Equity consideration can never be completely pressed in one narrow formula.

But with a couple of valuation methods or their combination the legal executors of the proceedings can clear a variety of cases. In the practical work, it is important to remember that the combination method was mainly fitted to price agreements from 1970's.

Anyway, it would be most reasonable to make an agreement on the final amount of compensation. The agreements would probably be greatly influenced by former pricing conventions in the locality and the same may concern the compensations determined by the executers of the proceedings. Major sudden changes in the level of compensations may be felt inequitable in the market situation concerned. Therefore, the initial part of the combination method curve based on median price observations may need regional adjustment from time to time.

On the basis of the present provisions, I would justify my own valuation on the one hand by full compensation, on the other hand by an equitable share in the increase in land value resulting from the land consolidation by compulsory purchase.

Hiironen, Juhana, 2010: Voitonjakomenetelmä vesijätön arvioinnissa. Maanmittaus n:o 1/2010.
Kalbro, Thomas & Lind, Hans, 2007: Compulsory Purchase – Reasonable and Fair Compensation. An Experimental Study. Nordic Journal of Surveying and Real Estate Research, no. 1/2007.
Peltola, Risto & Hiironen, Juhana, 2007: Vesijätön arvo tontin lisäalueena. Maanmittaus n:o 2/2007.
Tenkanen, Aulis, 1983: Ranta-alueiden, erityisesti lomatonttien lisäalueiden arviointi vesijättöjen lunastuksissa. Doctoral Thesis, the Helsinki University of Technology. References p. 280-286. Abstract.
Tenkanen, Aulis, 1984: Compulsory Purchase in Bilateral Monopoly. Surveying Science in Finland.
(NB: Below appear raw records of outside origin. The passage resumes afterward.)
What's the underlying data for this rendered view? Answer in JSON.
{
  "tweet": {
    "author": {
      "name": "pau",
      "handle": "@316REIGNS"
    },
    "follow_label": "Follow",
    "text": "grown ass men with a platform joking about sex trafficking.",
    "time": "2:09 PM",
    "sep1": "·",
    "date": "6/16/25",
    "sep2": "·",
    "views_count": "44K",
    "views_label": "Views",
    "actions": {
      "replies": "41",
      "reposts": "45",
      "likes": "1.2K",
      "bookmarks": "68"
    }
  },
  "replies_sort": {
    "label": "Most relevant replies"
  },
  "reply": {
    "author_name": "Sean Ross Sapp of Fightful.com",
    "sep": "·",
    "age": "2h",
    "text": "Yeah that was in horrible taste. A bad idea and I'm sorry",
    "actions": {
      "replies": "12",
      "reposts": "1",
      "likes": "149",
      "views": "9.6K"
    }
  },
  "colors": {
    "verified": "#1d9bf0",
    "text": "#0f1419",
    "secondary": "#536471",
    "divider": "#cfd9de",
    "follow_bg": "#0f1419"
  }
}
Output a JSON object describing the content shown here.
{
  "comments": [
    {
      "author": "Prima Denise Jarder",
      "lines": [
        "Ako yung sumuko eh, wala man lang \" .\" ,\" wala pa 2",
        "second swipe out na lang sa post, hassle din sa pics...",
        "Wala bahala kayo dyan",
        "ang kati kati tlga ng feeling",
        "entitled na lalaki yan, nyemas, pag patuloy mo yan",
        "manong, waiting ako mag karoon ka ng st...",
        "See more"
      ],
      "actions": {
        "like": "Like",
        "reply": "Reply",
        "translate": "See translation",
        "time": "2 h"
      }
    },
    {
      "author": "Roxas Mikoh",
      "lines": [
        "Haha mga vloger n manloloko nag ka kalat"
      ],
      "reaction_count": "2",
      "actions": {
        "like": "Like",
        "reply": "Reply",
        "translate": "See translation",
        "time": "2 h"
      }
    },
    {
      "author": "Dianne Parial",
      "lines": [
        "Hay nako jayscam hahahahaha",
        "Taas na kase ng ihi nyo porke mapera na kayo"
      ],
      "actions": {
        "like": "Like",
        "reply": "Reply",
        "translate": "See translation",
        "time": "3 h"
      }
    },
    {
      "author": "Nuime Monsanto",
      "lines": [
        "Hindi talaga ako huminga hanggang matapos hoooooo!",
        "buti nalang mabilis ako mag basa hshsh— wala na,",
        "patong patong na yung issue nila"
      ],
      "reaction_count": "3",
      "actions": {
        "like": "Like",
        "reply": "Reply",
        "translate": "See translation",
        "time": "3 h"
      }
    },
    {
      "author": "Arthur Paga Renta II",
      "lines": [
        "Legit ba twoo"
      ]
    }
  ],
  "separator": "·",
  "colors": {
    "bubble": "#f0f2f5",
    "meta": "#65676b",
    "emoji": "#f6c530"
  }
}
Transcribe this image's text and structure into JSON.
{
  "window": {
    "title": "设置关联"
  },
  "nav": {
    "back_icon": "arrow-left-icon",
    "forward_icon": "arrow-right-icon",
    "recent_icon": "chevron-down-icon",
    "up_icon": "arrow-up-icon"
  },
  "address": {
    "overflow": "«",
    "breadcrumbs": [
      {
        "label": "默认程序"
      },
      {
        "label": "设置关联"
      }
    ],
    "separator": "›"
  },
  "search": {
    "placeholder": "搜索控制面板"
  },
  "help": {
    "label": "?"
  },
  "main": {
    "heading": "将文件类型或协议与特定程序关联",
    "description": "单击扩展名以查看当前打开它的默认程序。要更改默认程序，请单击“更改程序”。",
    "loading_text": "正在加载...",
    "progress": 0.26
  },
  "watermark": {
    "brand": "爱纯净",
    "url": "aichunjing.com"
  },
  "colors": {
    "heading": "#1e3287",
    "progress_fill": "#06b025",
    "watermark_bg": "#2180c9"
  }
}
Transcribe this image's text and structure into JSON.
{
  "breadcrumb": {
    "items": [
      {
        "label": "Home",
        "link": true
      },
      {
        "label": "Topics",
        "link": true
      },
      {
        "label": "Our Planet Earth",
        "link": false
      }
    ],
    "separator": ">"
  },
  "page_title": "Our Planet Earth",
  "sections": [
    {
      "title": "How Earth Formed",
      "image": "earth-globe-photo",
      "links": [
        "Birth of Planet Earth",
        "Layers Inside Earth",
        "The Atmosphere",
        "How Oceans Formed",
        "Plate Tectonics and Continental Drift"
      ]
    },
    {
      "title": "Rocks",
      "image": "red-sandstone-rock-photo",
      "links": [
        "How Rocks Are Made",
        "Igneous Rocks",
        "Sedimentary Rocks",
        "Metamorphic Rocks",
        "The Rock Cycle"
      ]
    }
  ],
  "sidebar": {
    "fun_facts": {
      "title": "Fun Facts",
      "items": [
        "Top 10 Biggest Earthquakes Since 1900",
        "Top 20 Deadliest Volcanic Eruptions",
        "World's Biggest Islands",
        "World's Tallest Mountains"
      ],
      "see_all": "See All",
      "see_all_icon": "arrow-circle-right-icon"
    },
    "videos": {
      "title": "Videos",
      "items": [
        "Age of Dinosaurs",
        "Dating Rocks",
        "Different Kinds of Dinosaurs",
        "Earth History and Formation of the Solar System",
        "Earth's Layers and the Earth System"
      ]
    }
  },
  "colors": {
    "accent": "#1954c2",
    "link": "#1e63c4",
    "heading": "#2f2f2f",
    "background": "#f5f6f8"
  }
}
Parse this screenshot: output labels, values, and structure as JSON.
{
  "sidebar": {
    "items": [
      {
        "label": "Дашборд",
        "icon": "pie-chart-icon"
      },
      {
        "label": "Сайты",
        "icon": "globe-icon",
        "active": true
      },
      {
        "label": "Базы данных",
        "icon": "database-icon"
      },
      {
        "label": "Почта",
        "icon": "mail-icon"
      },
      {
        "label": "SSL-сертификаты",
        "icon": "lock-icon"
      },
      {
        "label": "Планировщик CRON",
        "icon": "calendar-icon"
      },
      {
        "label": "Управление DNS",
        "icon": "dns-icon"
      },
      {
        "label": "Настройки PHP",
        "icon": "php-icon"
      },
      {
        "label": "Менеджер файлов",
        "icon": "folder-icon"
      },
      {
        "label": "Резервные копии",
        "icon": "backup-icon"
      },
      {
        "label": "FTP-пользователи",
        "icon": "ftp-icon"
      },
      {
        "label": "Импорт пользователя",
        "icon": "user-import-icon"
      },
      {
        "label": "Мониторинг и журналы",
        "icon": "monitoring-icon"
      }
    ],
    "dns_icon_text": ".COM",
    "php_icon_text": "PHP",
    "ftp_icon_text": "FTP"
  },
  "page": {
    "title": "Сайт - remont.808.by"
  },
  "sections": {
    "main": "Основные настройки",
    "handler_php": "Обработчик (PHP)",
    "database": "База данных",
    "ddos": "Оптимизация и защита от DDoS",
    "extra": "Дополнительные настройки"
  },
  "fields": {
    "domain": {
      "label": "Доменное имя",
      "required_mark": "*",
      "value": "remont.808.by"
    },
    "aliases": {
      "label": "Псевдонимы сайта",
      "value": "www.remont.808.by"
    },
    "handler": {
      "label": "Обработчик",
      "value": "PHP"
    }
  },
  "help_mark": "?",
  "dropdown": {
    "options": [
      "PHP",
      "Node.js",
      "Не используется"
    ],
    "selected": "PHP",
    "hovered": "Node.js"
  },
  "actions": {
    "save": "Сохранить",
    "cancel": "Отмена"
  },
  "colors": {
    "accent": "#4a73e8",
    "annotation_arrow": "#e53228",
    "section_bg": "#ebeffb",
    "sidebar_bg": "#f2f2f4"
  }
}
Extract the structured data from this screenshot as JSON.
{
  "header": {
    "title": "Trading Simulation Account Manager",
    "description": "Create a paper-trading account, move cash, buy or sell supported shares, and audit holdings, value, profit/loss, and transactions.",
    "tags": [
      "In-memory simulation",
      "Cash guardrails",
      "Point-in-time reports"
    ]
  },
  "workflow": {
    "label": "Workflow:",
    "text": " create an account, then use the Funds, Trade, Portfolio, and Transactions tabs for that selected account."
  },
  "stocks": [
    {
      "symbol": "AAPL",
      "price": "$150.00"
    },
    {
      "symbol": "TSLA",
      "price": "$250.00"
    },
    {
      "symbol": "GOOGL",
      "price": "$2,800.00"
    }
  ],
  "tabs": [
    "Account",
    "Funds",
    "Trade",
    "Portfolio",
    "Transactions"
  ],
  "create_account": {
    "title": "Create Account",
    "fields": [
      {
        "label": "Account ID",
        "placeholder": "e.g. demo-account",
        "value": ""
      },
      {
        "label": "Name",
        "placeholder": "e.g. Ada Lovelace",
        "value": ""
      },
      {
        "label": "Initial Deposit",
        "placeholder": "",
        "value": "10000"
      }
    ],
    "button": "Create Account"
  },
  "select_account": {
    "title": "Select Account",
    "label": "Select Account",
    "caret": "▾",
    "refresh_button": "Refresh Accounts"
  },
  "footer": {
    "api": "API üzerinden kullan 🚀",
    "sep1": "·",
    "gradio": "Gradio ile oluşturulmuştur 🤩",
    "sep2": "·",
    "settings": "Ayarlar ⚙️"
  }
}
December 1984.
Wiiala, Arvid, 1976: Kiinteistöarvioinnin käsikirja.

The author is Doctor of Technology, Docent (emeritus) of Land Management, HUT, Finland.

The article is an abridged version of the Finnish paper presented at the National Land Survey in the internal conference of valuation experts held 13 February 2008.
The Finnish version was published in the journal Maankäyttö 1/2008.